» **Supplied records**:

----

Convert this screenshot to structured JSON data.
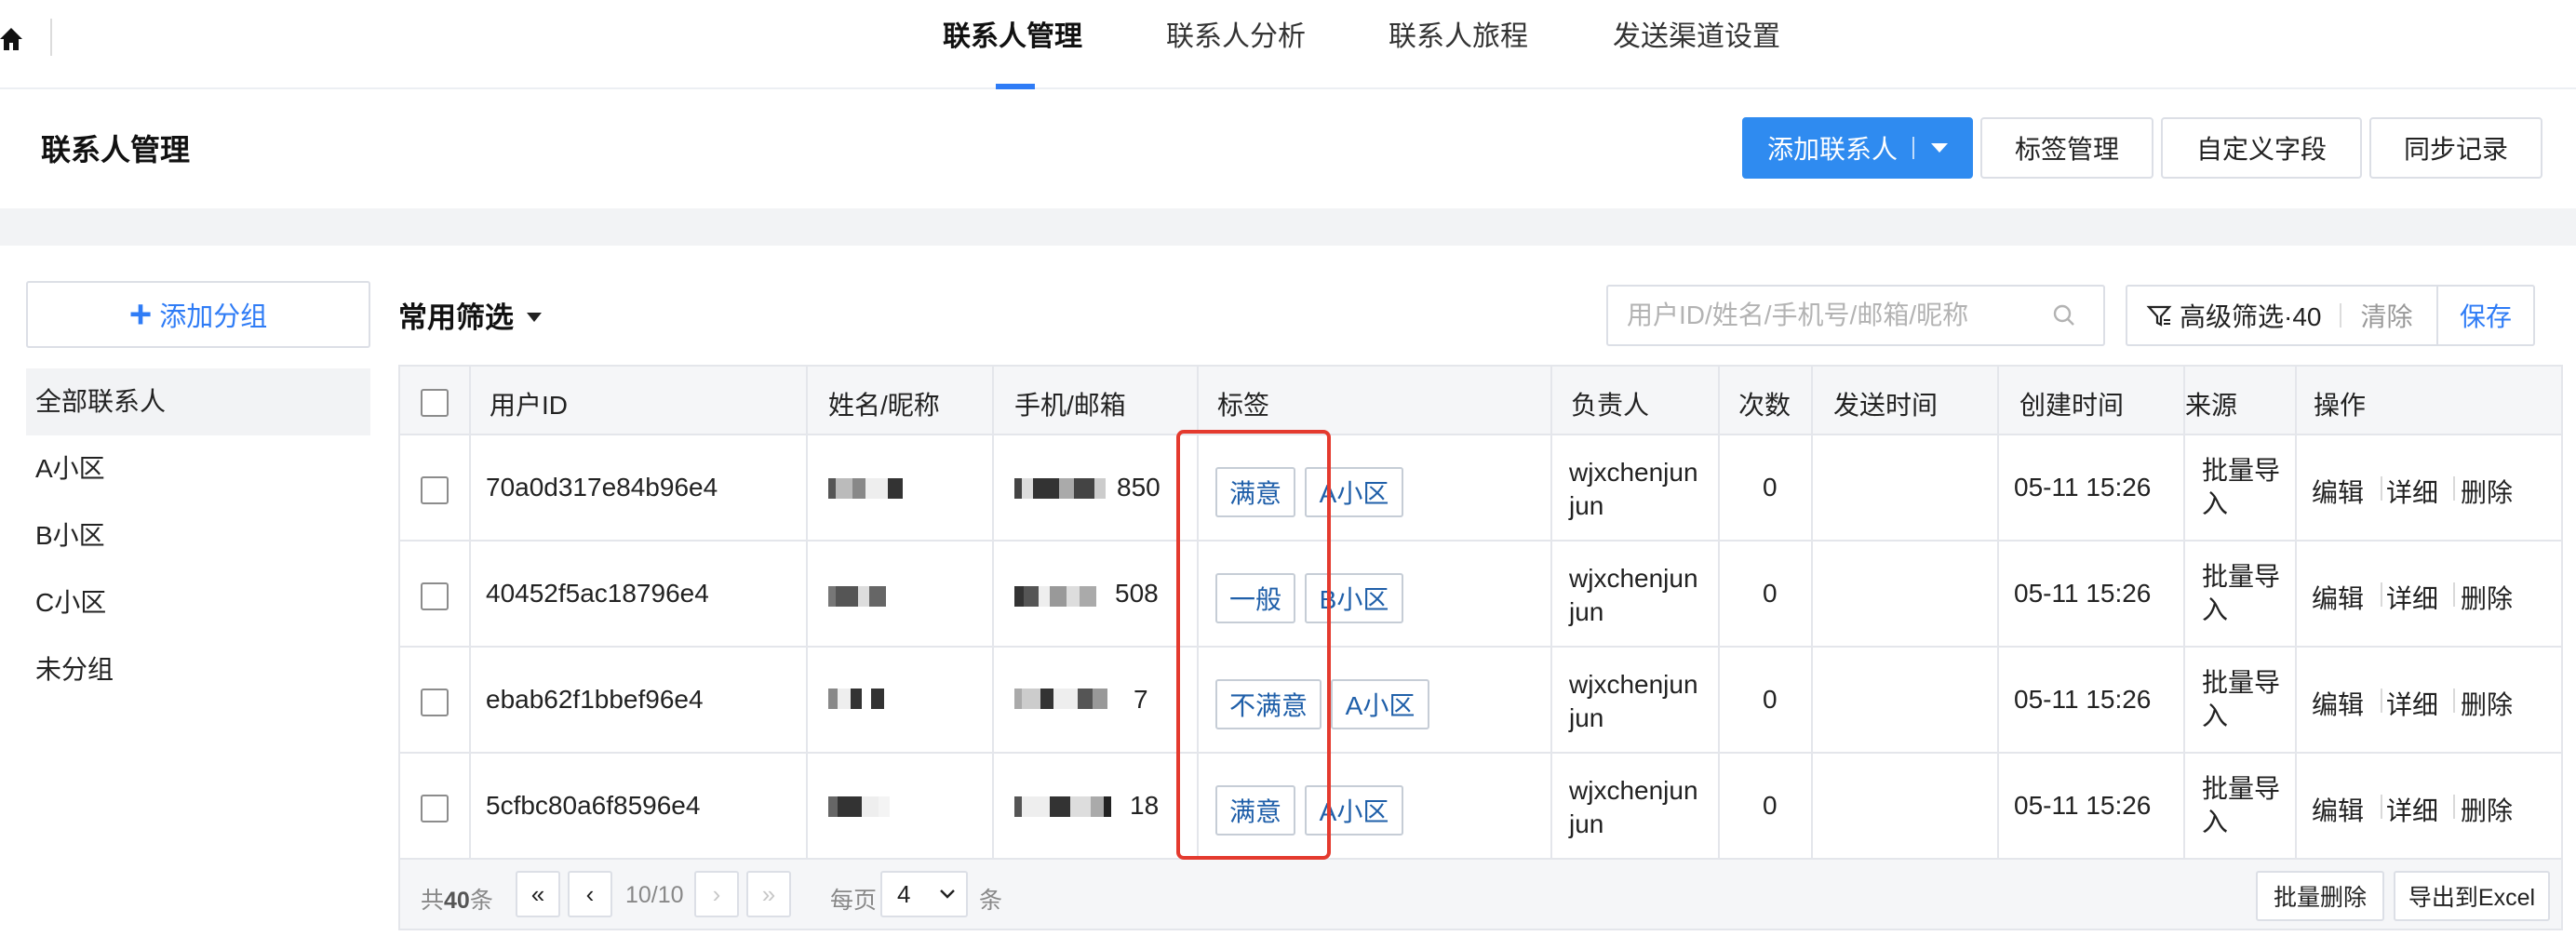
{
  "nav": {
    "tabs": [
      {
        "label": "联系人管理",
        "active": true
      },
      {
        "label": "联系人分析"
      },
      {
        "label": "联系人旅程"
      },
      {
        "label": "发送渠道设置"
      }
    ]
  },
  "header": {
    "title": "联系人管理",
    "add_contact": "添加联系人",
    "tag_manage": "标签管理",
    "custom_fields": "自定义字段",
    "sync_records": "同步记录"
  },
  "sidebar": {
    "add_group": "添加分组",
    "items": [
      {
        "label": "全部联系人",
        "active": true
      },
      {
        "label": "A小区"
      },
      {
        "label": "B小区"
      },
      {
        "label": "C小区"
      },
      {
        "label": "未分组"
      }
    ]
  },
  "filters": {
    "common": "常用筛选",
    "search_placeholder": "用户ID/姓名/手机号/邮箱/昵称",
    "advanced_label": "高级筛选·",
    "advanced_count": "40",
    "clear": "清除",
    "save": "保存"
  },
  "table": {
    "columns": [
      "用户ID",
      "姓名/昵称",
      "手机/邮箱",
      "标签",
      "负责人",
      "次数",
      "发送时间",
      "创建时间",
      "来源",
      "操作"
    ],
    "rows": [
      {
        "id": "70a0d317e84b96e4",
        "name_visible": "",
        "phone_visible": "850",
        "tags": [
          "满意",
          "A小区"
        ],
        "owner": "wjxchenjun jun",
        "owner_line1": "wjxchenjun",
        "owner_line2": "jun",
        "count": "0",
        "send_time": "",
        "created": "05-11 15:26",
        "source_line1": "批量导",
        "source_line2": "入"
      },
      {
        "id": "40452f5ac18796e4",
        "name_visible": "",
        "phone_visible": "508",
        "tags": [
          "一般",
          "B小区"
        ],
        "owner": "wjxchenjun jun",
        "owner_line1": "wjxchenjun",
        "owner_line2": "jun",
        "count": "0",
        "send_time": "",
        "created": "05-11 15:26",
        "source_line1": "批量导",
        "source_line2": "入"
      },
      {
        "id": "ebab62f1bbef96e4",
        "name_visible": "",
        "phone_visible": "7",
        "tags": [
          "不满意",
          "A小区"
        ],
        "owner": "wjxchenjun jun",
        "owner_line1": "wjxchenjun",
        "owner_line2": "jun",
        "count": "0",
        "send_time": "",
        "created": "05-11 15:26",
        "source_line1": "批量导",
        "source_line2": "入"
      },
      {
        "id": "5cfbc80a6f8596e4",
        "name_visible": "",
        "phone_visible": "18",
        "tags": [
          "满意",
          "A小区"
        ],
        "owner": "wjxchenjun jun",
        "owner_line1": "wjxchenjun",
        "owner_line2": "jun",
        "count": "0",
        "send_time": "",
        "created": "05-11 15:26",
        "source_line1": "批量导",
        "source_line2": "入"
      }
    ],
    "actions": {
      "edit": "编辑",
      "detail": "详细",
      "delete": "删除"
    }
  },
  "footer": {
    "total_prefix": "共",
    "total_count": "40",
    "total_suffix": "条",
    "first": "«",
    "prev": "‹",
    "page_info": "10/10",
    "next": "›",
    "last": "»",
    "per_page_label": "每页",
    "per_page_value": "4",
    "per_page_unit": "条",
    "batch_delete": "批量删除",
    "export": "导出到Excel"
  },
  "colors": {
    "accent": "#2f8bf0",
    "highlight_border": "#e43a2e",
    "tag_text": "#1f5fa9"
  }
}
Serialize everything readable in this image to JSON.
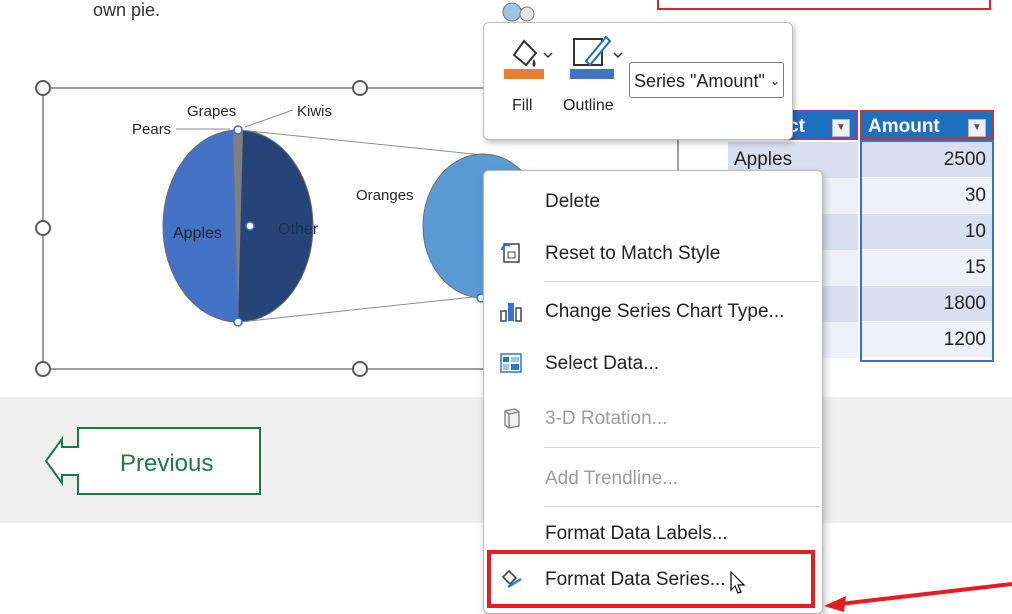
{
  "intro_text": "own pie.",
  "chart": {
    "labels": {
      "pears": "Pears",
      "grapes": "Grapes",
      "kiwis": "Kiwis",
      "apples": "Apples",
      "other": "Other",
      "oranges": "Oranges"
    }
  },
  "chart_data": {
    "type": "pie",
    "subtype": "pie-of-pie",
    "categories": [
      "Apples",
      "Kiwis",
      "Grapes",
      "Pears",
      "Oranges",
      "Other"
    ],
    "values": [
      2500,
      30,
      10,
      15,
      1800,
      1200
    ],
    "series": [
      {
        "name": "Amount",
        "values": [
          2500,
          30,
          10,
          15,
          1800,
          1200
        ]
      }
    ],
    "legend": "none"
  },
  "nav": {
    "previous_label": "Previous"
  },
  "table": {
    "headers": [
      "Product",
      "Amount"
    ],
    "header_visible": [
      "ct",
      "Amount"
    ],
    "first_row_visible": "Apples",
    "amounts": [
      "2500",
      "30",
      "10",
      "15",
      "1800",
      "1200"
    ]
  },
  "format_toolbar": {
    "fill_label": "Fill",
    "outline_label": "Outline",
    "series_select_value": "Series \"Amount\"",
    "fill_color": "#ed7d31",
    "outline_color": "#4472c4"
  },
  "context_menu": {
    "items": [
      {
        "label": "Delete",
        "icon": "none",
        "enabled": true
      },
      {
        "label": "Reset to Match Style",
        "icon": "reset-style-icon",
        "enabled": true
      },
      {
        "label": "Change Series Chart Type...",
        "icon": "chart-type-icon",
        "enabled": true
      },
      {
        "label": "Select Data...",
        "icon": "select-data-icon",
        "enabled": true
      },
      {
        "label": "3-D Rotation...",
        "icon": "cube-icon",
        "enabled": false
      },
      {
        "label": "Add Trendline...",
        "icon": "none",
        "enabled": false
      },
      {
        "label": "Format Data Labels...",
        "icon": "none",
        "enabled": true
      },
      {
        "label": "Format Data Series...",
        "icon": "paint-bucket-icon",
        "enabled": true
      }
    ]
  },
  "colors": {
    "accent_red": "#e61b23",
    "pie_left": "#4472c4",
    "pie_right": "#264478",
    "pie_secondary": "#5b9bd5",
    "table_header": "#1f6fbf",
    "previous_green": "#1e7a44"
  }
}
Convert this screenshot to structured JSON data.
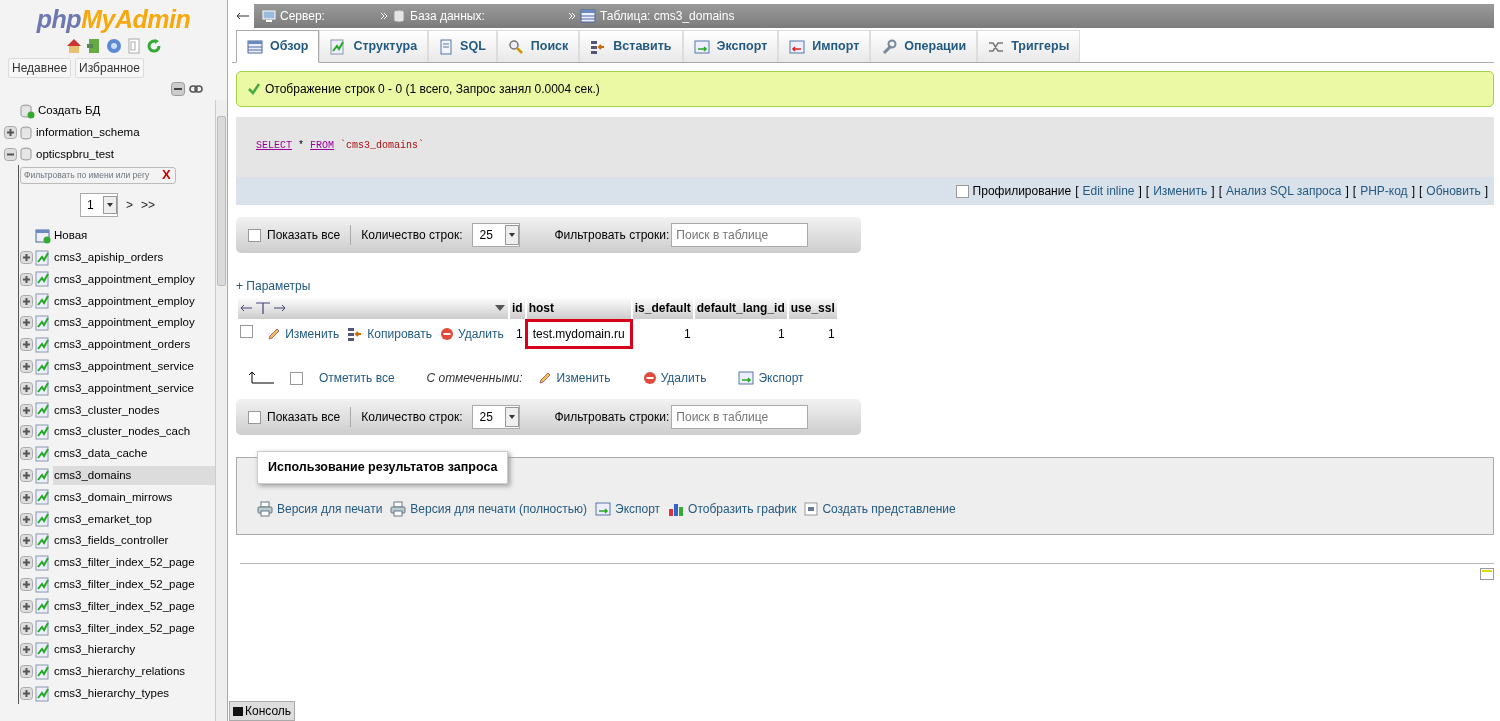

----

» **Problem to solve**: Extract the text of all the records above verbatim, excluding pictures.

» **Solution for this problem**:
Convert this screenshot to structured JSON data.
{
  "nav": {
    "tabs": [
      {
        "label": "联系人管理",
        "active": true
      },
      {
        "label": "联系人分析"
      },
      {
        "label": "联系人旅程"
      },
      {
        "label": "发送渠道设置"
      }
    ]
  },
  "header": {
    "title": "联系人管理",
    "add_contact": "添加联系人",
    "tag_manage": "标签管理",
    "custom_fields": "自定义字段",
    "sync_records": "同步记录"
  },
  "sidebar": {
    "add_group": "添加分组",
    "items": [
      {
        "label": "全部联系人",
        "active": true
      },
      {
        "label": "A小区"
      },
      {
        "label": "B小区"
      },
      {
        "label": "C小区"
      },
      {
        "label": "未分组"
      }
    ]
  },
  "filters": {
    "common": "常用筛选",
    "search_placeholder": "用户ID/姓名/手机号/邮箱/昵称",
    "advanced_label": "高级筛选·",
    "advanced_count": "40",
    "clear": "清除",
    "save": "保存"
  },
  "table": {
    "columns": [
      "用户ID",
      "姓名/昵称",
      "手机/邮箱",
      "标签",
      "负责人",
      "次数",
      "发送时间",
      "创建时间",
      "来源",
      "操作"
    ],
    "rows": [
      {
        "id": "70a0d317e84b96e4",
        "name_visible": "",
        "phone_visible": "850",
        "tags": [
          "满意",
          "A小区"
        ],
        "owner": "wjxchenjun jun",
        "owner_line1": "wjxchenjun",
        "owner_line2": "jun",
        "count": "0",
        "send_time": "",
        "created": "05-11 15:26",
        "source_line1": "批量导",
        "source_line2": "入"
      },
      {
        "id": "40452f5ac18796e4",
        "name_visible": "",
        "phone_visible": "508",
        "tags": [
          "一般",
          "B小区"
        ],
        "owner": "wjxchenjun jun",
        "owner_line1": "wjxchenjun",
        "owner_line2": "jun",
        "count": "0",
        "send_time": "",
        "created": "05-11 15:26",
        "source_line1": "批量导",
        "source_line2": "入"
      },
      {
        "id": "ebab62f1bbef96e4",
        "name_visible": "",
        "phone_visible": "7",
        "tags": [
          "不满意",
          "A小区"
        ],
        "owner": "wjxchenjun jun",
        "owner_line1": "wjxchenjun",
        "owner_line2": "jun",
        "count": "0",
        "send_time": "",
        "created": "05-11 15:26",
        "source_line1": "批量导",
        "source_line2": "入"
      },
      {
        "id": "5cfbc80a6f8596e4",
        "name_visible": "",
        "phone_visible": "18",
        "tags": [
          "满意",
          "A小区"
        ],
        "owner": "wjxchenjun jun",
        "owner_line1": "wjxchenjun",
        "owner_line2": "jun",
        "count": "0",
        "send_time": "",
        "created": "05-11 15:26",
        "source_line1": "批量导",
        "source_line2": "入"
      }
    ],
    "actions": {
      "edit": "编辑",
      "detail": "详细",
      "delete": "删除"
    }
  },
  "footer": {
    "total_prefix": "共",
    "total_count": "40",
    "total_suffix": "条",
    "first": "«",
    "prev": "‹",
    "page_info": "10/10",
    "next": "›",
    "last": "»",
    "per_page_label": "每页",
    "per_page_value": "4",
    "per_page_unit": "条",
    "batch_delete": "批量删除",
    "export": "导出到Excel"
  },
  "colors": {
    "accent": "#2f8bf0",
    "highlight_border": "#e43a2e",
    "tag_text": "#1f5fa9"
  }
}
Serialize everything readable in this image to JSON.
{
  "intro_text": "own pie.",
  "chart": {
    "labels": {
      "pears": "Pears",
      "grapes": "Grapes",
      "kiwis": "Kiwis",
      "apples": "Apples",
      "other": "Other",
      "oranges": "Oranges"
    }
  },
  "chart_data": {
    "type": "pie",
    "subtype": "pie-of-pie",
    "categories": [
      "Apples",
      "Kiwis",
      "Grapes",
      "Pears",
      "Oranges",
      "Other"
    ],
    "values": [
      2500,
      30,
      10,
      15,
      1800,
      1200
    ],
    "series": [
      {
        "name": "Amount",
        "values": [
          2500,
          30,
          10,
          15,
          1800,
          1200
        ]
      }
    ],
    "legend": "none"
  },
  "nav": {
    "previous_label": "Previous"
  },
  "table": {
    "headers": [
      "Product",
      "Amount"
    ],
    "header_visible": [
      "ct",
      "Amount"
    ],
    "first_row_visible": "Apples",
    "amounts": [
      "2500",
      "30",
      "10",
      "15",
      "1800",
      "1200"
    ]
  },
  "format_toolbar": {
    "fill_label": "Fill",
    "outline_label": "Outline",
    "series_select_value": "Series \"Amount\"",
    "fill_color": "#ed7d31",
    "outline_color": "#4472c4"
  },
  "context_menu": {
    "items": [
      {
        "label": "Delete",
        "icon": "none",
        "enabled": true
      },
      {
        "label": "Reset to Match Style",
        "icon": "reset-style-icon",
        "enabled": true
      },
      {
        "label": "Change Series Chart Type...",
        "icon": "chart-type-icon",
        "enabled": true
      },
      {
        "label": "Select Data...",
        "icon": "select-data-icon",
        "enabled": true
      },
      {
        "label": "3-D Rotation...",
        "icon": "cube-icon",
        "enabled": false
      },
      {
        "label": "Add Trendline...",
        "icon": "none",
        "enabled": false
      },
      {
        "label": "Format Data Labels...",
        "icon": "none",
        "enabled": true
      },
      {
        "label": "Format Data Series...",
        "icon": "paint-bucket-icon",
        "enabled": true
      }
    ]
  },
  "colors": {
    "accent_red": "#e61b23",
    "pie_left": "#4472c4",
    "pie_right": "#264478",
    "pie_secondary": "#5b9bd5",
    "table_header": "#1f6fbf",
    "previous_green": "#1e7a44"
  }
}
Convert this screenshot to structured JSON data.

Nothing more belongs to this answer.